[EXERCISE BRIEF] The output should be identical to the entries that follow.

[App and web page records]
####
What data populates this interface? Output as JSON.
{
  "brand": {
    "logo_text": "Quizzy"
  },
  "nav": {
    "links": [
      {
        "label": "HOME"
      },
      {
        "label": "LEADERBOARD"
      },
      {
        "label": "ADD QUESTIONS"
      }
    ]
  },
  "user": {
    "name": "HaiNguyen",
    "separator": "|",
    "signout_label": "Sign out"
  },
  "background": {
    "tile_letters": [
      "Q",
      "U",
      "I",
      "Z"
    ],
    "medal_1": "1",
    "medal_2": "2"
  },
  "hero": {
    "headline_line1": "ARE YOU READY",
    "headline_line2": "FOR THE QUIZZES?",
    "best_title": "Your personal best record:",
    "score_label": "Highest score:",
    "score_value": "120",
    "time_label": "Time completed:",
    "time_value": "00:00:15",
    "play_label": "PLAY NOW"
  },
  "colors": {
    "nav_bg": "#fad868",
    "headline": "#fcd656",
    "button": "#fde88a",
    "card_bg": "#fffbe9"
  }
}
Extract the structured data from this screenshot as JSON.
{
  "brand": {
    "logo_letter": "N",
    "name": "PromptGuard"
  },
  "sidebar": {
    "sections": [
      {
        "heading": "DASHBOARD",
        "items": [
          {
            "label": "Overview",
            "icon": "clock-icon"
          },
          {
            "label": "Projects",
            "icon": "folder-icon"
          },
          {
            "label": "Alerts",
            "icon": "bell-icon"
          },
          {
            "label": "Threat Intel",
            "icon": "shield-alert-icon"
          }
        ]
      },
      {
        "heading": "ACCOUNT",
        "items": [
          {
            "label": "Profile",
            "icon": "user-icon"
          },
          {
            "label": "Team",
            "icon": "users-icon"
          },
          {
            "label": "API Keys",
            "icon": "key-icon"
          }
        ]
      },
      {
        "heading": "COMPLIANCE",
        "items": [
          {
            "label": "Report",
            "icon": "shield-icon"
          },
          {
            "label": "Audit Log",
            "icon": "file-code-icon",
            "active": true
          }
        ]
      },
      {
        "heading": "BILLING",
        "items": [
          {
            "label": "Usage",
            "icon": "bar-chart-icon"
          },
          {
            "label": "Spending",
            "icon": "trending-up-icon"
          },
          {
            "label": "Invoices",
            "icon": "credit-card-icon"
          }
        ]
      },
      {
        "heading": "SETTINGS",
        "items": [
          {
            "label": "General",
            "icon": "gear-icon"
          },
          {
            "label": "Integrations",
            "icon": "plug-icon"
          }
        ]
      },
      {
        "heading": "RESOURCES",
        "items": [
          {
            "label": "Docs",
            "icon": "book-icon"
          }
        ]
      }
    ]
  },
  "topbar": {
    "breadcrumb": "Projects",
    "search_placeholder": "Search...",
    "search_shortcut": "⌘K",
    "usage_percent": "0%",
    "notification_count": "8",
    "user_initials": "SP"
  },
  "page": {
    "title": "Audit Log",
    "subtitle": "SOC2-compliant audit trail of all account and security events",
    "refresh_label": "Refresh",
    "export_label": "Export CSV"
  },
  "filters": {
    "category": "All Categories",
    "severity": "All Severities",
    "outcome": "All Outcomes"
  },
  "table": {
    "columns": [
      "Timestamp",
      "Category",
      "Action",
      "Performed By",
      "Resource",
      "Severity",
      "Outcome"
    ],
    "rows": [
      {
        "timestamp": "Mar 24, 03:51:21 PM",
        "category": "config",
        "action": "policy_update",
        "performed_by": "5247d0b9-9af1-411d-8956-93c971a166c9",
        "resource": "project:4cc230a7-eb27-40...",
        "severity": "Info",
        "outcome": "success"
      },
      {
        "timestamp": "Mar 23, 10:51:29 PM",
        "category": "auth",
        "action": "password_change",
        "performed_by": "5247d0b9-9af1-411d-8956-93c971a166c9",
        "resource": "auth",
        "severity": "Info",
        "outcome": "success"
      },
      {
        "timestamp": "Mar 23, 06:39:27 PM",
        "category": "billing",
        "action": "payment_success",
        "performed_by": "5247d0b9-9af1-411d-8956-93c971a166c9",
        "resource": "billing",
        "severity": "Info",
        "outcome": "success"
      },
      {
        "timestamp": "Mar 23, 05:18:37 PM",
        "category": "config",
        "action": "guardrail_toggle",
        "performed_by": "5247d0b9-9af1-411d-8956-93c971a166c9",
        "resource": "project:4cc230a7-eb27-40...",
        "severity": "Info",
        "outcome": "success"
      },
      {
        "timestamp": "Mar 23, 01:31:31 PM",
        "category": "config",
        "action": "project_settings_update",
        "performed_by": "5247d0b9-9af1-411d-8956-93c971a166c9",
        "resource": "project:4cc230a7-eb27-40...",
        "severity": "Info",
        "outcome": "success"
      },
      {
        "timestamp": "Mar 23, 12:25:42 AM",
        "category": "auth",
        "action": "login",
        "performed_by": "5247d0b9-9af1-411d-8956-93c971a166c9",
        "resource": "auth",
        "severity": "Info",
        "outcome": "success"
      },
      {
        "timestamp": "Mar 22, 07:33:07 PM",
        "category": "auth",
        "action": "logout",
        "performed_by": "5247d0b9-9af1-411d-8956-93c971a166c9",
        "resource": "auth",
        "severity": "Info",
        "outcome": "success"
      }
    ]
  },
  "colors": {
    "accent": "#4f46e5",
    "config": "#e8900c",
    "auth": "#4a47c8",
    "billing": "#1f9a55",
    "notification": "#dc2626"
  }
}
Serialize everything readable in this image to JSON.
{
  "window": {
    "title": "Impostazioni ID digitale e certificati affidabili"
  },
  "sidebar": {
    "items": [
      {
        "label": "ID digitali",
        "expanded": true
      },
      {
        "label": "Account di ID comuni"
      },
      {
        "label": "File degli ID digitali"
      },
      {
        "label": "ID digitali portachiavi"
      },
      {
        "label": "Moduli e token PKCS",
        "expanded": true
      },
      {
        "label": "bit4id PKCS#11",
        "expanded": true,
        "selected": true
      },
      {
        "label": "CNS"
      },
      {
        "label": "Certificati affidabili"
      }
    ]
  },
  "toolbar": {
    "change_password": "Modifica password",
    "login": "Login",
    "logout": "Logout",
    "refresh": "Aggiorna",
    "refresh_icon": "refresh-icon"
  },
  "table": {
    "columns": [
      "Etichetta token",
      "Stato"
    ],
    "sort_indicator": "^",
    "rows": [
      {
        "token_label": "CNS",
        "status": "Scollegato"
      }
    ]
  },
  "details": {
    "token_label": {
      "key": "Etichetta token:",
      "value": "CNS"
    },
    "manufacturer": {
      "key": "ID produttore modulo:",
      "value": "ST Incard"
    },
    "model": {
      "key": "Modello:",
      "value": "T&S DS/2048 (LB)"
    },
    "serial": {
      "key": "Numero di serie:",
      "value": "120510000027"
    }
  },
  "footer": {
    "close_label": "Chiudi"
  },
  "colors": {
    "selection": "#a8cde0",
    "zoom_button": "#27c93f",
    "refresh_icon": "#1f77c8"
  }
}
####
[SOLUTION FOR THIS TASK]
What data populates this interface? Output as JSON.
{
  "brand": {
    "logo_text": "Quizzy"
  },
  "nav": {
    "links": [
      {
        "label": "HOME"
      },
      {
        "label": "LEADERBOARD"
      },
      {
        "label": "ADD QUESTIONS"
      }
    ]
  },
  "user": {
    "name": "HaiNguyen",
    "separator": "|",
    "signout_label": "Sign out"
  },
  "background": {
    "tile_letters": [
      "Q",
      "U",
      "I",
      "Z"
    ],
    "medal_1": "1",
    "medal_2": "2"
  },
  "hero": {
    "headline_line1": "ARE YOU READY",
    "headline_line2": "FOR THE QUIZZES?",
    "best_title": "Your personal best record:",
    "score_label": "Highest score:",
    "score_value": "120",
    "time_label": "Time completed:",
    "time_value": "00:00:15",
    "play_label": "PLAY NOW"
  },
  "colors": {
    "nav_bg": "#fad868",
    "headline": "#fcd656",
    "button": "#fde88a",
    "card_bg": "#fffbe9"
  }
}
Extract the structured data from this screenshot as JSON.
{
  "brand": {
    "logo_letter": "N",
    "name": "PromptGuard"
  },
  "sidebar": {
    "sections": [
      {
        "heading": "DASHBOARD",
        "items": [
          {
            "label": "Overview",
            "icon": "clock-icon"
          },
          {
            "label": "Projects",
            "icon": "folder-icon"
          },
          {
            "label": "Alerts",
            "icon": "bell-icon"
          },
          {
            "label": "Threat Intel",
            "icon": "shield-alert-icon"
          }
        ]
      },
      {
        "heading": "ACCOUNT",
        "items": [
          {
            "label": "Profile",
            "icon": "user-icon"
          },
          {
            "label": "Team",
            "icon": "users-icon"
          },
          {
            "label": "API Keys",
            "icon": "key-icon"
          }
        ]
      },
      {
        "heading": "COMPLIANCE",
        "items": [
          {
            "label": "Report",
            "icon": "shield-icon"
          },
          {
            "label": "Audit Log",
            "icon": "file-code-icon",
            "active": true
          }
        ]
      },
      {
        "heading": "BILLING",
        "items": [
          {
            "label": "Usage",
            "icon": "bar-chart-icon"
          },
          {
            "label": "Spending",
            "icon": "trending-up-icon"
          },
          {
            "label": "Invoices",
            "icon": "credit-card-icon"
          }
        ]
      },
      {
        "heading": "SETTINGS",
        "items": [
          {
            "label": "General",
            "icon": "gear-icon"
          },
          {
            "label": "Integrations",
            "icon": "plug-icon"
          }
        ]
      },
      {
        "heading": "RESOURCES",
        "items": [
          {
            "label": "Docs",
            "icon": "book-icon"
          }
        ]
      }
    ]
  },
  "topbar": {
    "breadcrumb": "Projects",
    "search_placeholder": "Search...",
    "search_shortcut": "⌘K",
    "usage_percent": "0%",
    "notification_count": "8",
    "user_initials": "SP"
  },
  "page": {
    "title": "Audit Log",
    "subtitle": "SOC2-compliant audit trail of all account and security events",
    "refresh_label": "Refresh",
    "export_label": "Export CSV"
  },
  "filters": {
    "category": "All Categories",
    "severity": "All Severities",
    "outcome": "All Outcomes"
  },
  "table": {
    "columns": [
      "Timestamp",
      "Category",
      "Action",
      "Performed By",
      "Resource",
      "Severity",
      "Outcome"
    ],
    "rows": [
      {
        "timestamp": "Mar 24, 03:51:21 PM",
        "category": "config",
        "action": "policy_update",
        "performed_by": "5247d0b9-9af1-411d-8956-93c971a166c9",
        "resource": "project:4cc230a7-eb27-40...",
        "severity": "Info",
        "outcome": "success"
      },
      {
        "timestamp": "Mar 23, 10:51:29 PM",
        "category": "auth",
        "action": "password_change",
        "performed_by": "5247d0b9-9af1-411d-8956-93c971a166c9",
        "resource": "auth",
        "severity": "Info",
        "outcome": "success"
      },
      {
        "timestamp": "Mar 23, 06:39:27 PM",
        "category": "billing",
        "action": "payment_success",
        "performed_by": "5247d0b9-9af1-411d-8956-93c971a166c9",
        "resource": "billing",
        "severity": "Info",
        "outcome": "success"
      },
      {
        "timestamp": "Mar 23, 05:18:37 PM",
        "category": "config",
        "action": "guardrail_toggle",
        "performed_by": "5247d0b9-9af1-411d-8956-93c971a166c9",
        "resource": "project:4cc230a7-eb27-40...",
        "severity": "Info",
        "outcome": "success"
      },
      {
        "timestamp": "Mar 23, 01:31:31 PM",
        "category": "config",
        "action": "project_settings_update",
        "performed_by": "5247d0b9-9af1-411d-8956-93c971a166c9",
        "resource": "project:4cc230a7-eb27-40...",
        "severity": "Info",
        "outcome": "success"
      },
      {
        "timestamp": "Mar 23, 12:25:42 AM",
        "category": "auth",
        "action": "login",
        "performed_by": "5247d0b9-9af1-411d-8956-93c971a166c9",
        "resource": "auth",
        "severity": "Info",
        "outcome": "success"
      },
      {
        "timestamp": "Mar 22, 07:33:07 PM",
        "category": "auth",
        "action": "logout",
        "performed_by": "5247d0b9-9af1-411d-8956-93c971a166c9",
        "resource": "auth",
        "severity": "Info",
        "outcome": "success"
      }
    ]
  },
  "colors": {
    "accent": "#4f46e5",
    "config": "#e8900c",
    "auth": "#4a47c8",
    "billing": "#1f9a55",
    "notification": "#dc2626"
  }
}
Serialize everything readable in this image to JSON.
{
  "window": {
    "title": "Impostazioni ID digitale e certificati affidabili"
  },
  "sidebar": {
    "items": [
      {
        "label": "ID digitali",
        "expanded": true
      },
      {
        "label": "Account di ID comuni"
      },
      {
        "label": "File degli ID digitali"
      },
      {
        "label": "ID digitali portachiavi"
      },
      {
        "label": "Moduli e token PKCS",
        "expanded": true
      },
      {
        "label": "bit4id PKCS#11",
        "expanded": true,
        "selected": true
      },
      {
        "label": "CNS"
      },
      {
        "label": "Certificati affidabili"
      }
    ]
  },
  "toolbar": {
    "change_password": "Modifica password",
    "login": "Login",
    "logout": "Logout",
    "refresh": "Aggiorna",
    "refresh_icon": "refresh-icon"
  },
  "table": {
    "columns": [
      "Etichetta token",
      "Stato"
    ],
    "sort_indicator": "^",
    "rows": [
      {
        "token_label": "CNS",
        "status": "Scollegato"
      }
    ]
  },
  "details": {
    "token_label": {
      "key": "Etichetta token:",
      "value": "CNS"
    },
    "manufacturer": {
      "key": "ID produttore modulo:",
      "value": "ST Incard"
    },
    "model": {
      "key": "Modello:",
      "value": "T&S DS/2048 (LB)"
    },
    "serial": {
      "key": "Numero di serie:",
      "value": "120510000027"
    }
  },
  "footer": {
    "close_label": "Chiudi"
  },
  "colors": {
    "selection": "#a8cde0",
    "zoom_button": "#27c93f",
    "refresh_icon": "#1f77c8"
  }
}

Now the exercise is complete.